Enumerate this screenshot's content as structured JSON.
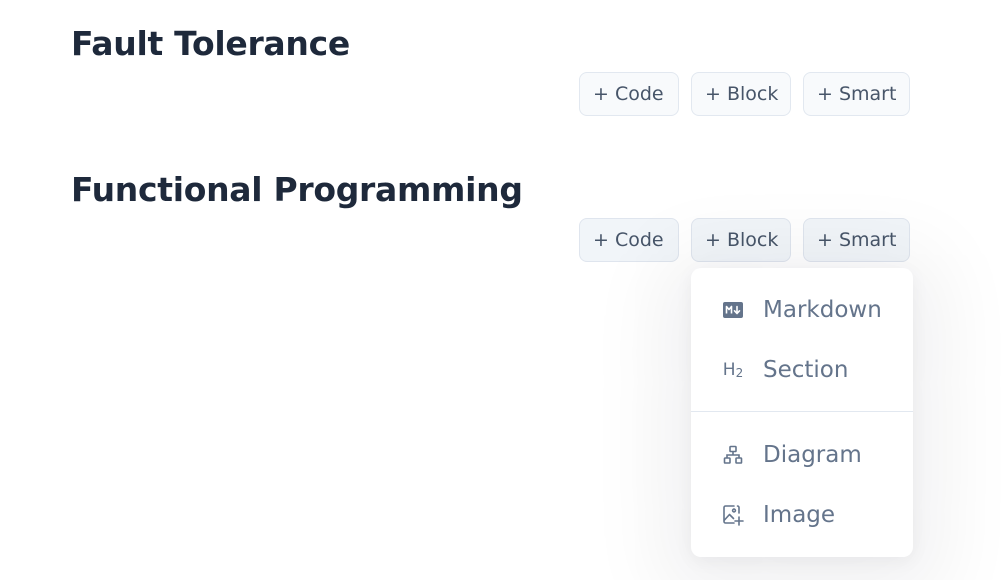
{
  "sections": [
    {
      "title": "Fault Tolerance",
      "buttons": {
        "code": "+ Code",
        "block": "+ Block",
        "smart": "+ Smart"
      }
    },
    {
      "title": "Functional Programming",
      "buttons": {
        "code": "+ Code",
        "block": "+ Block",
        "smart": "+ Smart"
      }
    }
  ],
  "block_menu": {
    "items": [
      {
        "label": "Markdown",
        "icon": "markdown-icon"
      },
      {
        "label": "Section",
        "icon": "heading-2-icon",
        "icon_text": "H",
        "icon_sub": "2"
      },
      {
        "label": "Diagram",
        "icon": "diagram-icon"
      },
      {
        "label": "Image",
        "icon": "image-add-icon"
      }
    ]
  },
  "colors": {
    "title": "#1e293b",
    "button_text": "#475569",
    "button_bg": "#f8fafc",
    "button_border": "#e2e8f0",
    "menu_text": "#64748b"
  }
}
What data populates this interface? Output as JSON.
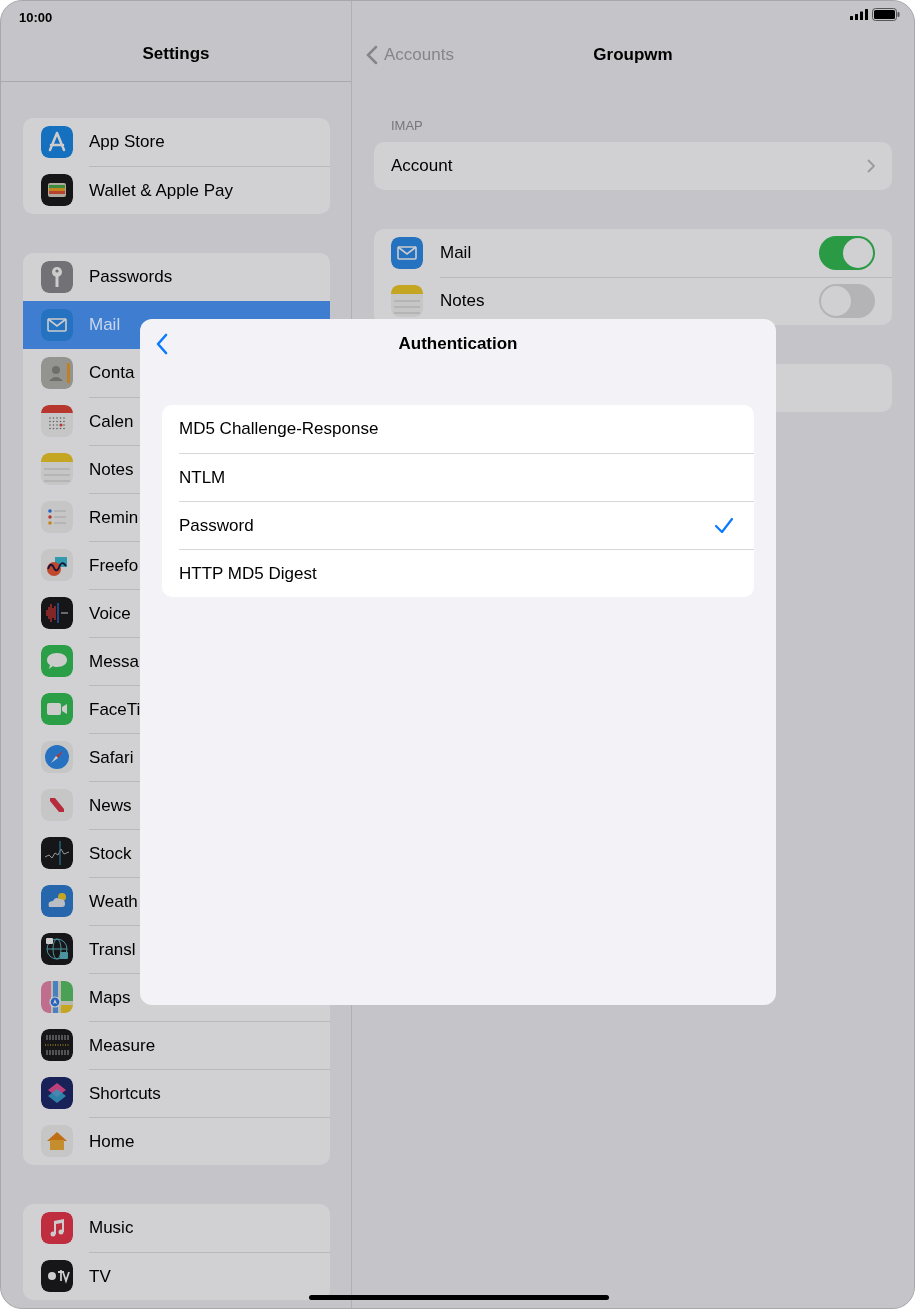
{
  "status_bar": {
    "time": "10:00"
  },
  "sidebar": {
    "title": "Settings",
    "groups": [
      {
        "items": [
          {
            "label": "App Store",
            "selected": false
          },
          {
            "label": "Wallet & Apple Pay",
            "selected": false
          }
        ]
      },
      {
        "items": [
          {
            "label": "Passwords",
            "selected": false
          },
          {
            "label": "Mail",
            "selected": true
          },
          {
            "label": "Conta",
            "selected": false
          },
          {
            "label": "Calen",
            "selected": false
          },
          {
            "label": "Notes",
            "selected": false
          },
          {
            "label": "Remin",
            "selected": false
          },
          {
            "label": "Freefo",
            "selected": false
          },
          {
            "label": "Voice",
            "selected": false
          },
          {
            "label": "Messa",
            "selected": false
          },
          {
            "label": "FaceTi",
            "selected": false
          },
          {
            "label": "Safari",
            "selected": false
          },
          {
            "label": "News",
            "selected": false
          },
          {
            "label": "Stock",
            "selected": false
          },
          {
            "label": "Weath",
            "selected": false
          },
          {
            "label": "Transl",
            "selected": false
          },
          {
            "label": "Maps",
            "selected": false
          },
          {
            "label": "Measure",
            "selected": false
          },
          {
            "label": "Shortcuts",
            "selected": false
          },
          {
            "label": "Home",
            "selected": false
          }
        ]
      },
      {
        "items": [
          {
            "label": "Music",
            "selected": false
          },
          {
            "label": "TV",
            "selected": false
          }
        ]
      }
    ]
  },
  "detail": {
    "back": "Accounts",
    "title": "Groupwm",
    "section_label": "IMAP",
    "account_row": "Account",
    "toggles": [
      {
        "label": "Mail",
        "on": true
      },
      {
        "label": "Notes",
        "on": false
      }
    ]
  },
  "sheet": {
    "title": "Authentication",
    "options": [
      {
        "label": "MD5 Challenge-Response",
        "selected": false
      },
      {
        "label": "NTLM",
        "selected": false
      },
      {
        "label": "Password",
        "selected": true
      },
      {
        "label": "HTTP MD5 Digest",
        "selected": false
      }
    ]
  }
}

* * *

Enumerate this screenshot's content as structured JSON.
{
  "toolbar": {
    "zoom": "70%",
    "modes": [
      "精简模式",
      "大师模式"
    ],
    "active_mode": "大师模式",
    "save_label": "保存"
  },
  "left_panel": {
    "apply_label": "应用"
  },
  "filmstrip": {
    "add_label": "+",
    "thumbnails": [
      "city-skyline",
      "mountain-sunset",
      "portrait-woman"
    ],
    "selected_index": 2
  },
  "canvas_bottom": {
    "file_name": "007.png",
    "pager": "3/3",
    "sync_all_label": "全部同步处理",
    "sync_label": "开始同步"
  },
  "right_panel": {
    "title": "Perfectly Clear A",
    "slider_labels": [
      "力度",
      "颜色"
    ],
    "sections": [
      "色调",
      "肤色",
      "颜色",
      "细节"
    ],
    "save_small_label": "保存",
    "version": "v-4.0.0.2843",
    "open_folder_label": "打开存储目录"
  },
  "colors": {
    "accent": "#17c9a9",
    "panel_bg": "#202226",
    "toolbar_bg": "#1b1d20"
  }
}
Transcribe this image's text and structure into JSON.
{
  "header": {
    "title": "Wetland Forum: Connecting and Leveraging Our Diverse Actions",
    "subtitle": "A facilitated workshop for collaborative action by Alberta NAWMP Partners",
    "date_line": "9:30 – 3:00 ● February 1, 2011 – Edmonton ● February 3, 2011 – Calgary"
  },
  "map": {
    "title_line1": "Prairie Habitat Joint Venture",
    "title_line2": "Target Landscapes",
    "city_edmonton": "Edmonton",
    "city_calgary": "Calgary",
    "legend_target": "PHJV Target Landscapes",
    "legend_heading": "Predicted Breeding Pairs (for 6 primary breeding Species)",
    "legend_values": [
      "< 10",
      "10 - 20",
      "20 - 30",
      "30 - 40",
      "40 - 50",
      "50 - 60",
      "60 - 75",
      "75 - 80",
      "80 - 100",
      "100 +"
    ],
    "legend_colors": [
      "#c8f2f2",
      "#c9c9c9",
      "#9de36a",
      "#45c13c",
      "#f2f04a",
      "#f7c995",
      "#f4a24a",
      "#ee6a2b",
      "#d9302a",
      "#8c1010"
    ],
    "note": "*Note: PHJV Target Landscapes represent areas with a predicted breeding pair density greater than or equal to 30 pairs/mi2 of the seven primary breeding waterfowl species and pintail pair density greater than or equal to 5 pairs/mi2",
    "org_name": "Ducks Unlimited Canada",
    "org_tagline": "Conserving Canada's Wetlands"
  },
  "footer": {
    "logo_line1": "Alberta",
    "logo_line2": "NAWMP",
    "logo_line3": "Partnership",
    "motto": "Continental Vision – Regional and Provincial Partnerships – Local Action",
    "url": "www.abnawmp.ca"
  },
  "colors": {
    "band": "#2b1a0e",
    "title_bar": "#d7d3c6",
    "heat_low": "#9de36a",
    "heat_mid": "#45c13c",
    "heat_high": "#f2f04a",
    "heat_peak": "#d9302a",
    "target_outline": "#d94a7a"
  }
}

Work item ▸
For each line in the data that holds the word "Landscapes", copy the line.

Solution below ▸
    "title_line2": "Target Landscapes",
    "legend_target": "PHJV Target Landscapes",
    "note": "*Note: PHJV Target Landscapes represent areas with a predicted breeding pair density greater than or equal to 30 pairs/mi2 of the seven primary breeding waterfowl species and pintail pair density greater than or equal to 5 pairs/mi2",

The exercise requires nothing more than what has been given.